** RECORDS FOR THE EXERCISE follows **

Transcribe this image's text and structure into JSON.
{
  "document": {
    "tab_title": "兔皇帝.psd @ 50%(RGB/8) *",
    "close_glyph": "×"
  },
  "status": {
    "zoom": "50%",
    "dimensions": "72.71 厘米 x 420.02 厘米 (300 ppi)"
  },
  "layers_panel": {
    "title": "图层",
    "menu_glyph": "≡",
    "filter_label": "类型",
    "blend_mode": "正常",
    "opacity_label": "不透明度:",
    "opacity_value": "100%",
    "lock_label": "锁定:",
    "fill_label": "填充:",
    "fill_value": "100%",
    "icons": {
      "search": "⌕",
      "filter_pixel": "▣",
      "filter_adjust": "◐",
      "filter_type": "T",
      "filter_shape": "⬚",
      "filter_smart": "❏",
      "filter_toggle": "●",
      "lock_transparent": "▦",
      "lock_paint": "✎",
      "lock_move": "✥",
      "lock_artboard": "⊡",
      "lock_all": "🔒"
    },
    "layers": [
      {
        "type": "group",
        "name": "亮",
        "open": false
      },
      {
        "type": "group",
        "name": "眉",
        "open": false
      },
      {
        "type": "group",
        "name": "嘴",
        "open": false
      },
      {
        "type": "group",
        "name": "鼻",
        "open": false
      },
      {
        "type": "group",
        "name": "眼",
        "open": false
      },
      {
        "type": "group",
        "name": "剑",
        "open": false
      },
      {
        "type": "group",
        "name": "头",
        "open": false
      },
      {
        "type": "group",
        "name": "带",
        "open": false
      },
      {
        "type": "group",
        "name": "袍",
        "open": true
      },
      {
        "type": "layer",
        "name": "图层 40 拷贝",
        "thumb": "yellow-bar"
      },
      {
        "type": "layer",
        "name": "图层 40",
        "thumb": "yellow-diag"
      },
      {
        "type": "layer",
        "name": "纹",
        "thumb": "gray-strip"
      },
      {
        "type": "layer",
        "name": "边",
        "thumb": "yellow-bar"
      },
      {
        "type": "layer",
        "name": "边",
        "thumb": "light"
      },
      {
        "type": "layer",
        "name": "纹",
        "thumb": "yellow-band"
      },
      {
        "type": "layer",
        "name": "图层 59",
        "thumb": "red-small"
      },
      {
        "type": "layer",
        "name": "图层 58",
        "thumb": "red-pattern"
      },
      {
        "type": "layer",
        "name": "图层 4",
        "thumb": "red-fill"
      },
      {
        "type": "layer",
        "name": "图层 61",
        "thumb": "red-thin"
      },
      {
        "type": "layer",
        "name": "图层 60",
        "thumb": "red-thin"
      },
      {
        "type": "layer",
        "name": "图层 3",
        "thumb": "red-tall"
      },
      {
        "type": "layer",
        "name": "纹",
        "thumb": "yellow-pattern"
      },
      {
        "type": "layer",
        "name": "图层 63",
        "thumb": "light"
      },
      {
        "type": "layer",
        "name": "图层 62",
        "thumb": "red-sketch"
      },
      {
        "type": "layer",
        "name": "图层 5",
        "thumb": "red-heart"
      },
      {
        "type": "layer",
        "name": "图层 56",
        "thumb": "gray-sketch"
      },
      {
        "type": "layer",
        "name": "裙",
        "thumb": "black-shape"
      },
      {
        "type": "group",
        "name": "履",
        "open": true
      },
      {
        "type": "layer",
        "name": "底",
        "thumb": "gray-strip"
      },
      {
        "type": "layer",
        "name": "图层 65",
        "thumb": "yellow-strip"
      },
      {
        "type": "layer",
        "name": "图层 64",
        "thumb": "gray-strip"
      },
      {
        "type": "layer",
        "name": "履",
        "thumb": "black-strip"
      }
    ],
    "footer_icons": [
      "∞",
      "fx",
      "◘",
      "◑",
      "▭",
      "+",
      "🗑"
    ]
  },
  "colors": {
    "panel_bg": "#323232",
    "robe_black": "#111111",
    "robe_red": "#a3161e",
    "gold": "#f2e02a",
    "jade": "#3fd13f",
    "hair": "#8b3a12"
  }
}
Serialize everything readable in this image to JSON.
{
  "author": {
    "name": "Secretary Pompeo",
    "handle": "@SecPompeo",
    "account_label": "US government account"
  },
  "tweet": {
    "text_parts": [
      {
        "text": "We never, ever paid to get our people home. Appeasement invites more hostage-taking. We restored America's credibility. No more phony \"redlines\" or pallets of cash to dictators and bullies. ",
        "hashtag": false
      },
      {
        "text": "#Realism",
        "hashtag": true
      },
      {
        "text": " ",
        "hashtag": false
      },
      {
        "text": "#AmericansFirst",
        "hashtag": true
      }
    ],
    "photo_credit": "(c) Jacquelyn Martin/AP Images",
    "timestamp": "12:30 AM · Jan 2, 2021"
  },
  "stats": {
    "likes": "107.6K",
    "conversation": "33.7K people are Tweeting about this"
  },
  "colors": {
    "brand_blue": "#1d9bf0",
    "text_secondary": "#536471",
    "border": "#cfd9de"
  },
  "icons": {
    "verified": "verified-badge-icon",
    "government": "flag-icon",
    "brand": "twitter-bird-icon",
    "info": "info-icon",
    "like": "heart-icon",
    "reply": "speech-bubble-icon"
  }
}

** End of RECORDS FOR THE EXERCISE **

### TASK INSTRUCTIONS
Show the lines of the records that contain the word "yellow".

### SOLUTION BELOW
        "thumb": "yellow-bar"
        "thumb": "yellow-diag"
        "thumb": "yellow-bar"
        "thumb": "yellow-band"
        "thumb": "yellow-pattern"
        "thumb": "yellow-strip"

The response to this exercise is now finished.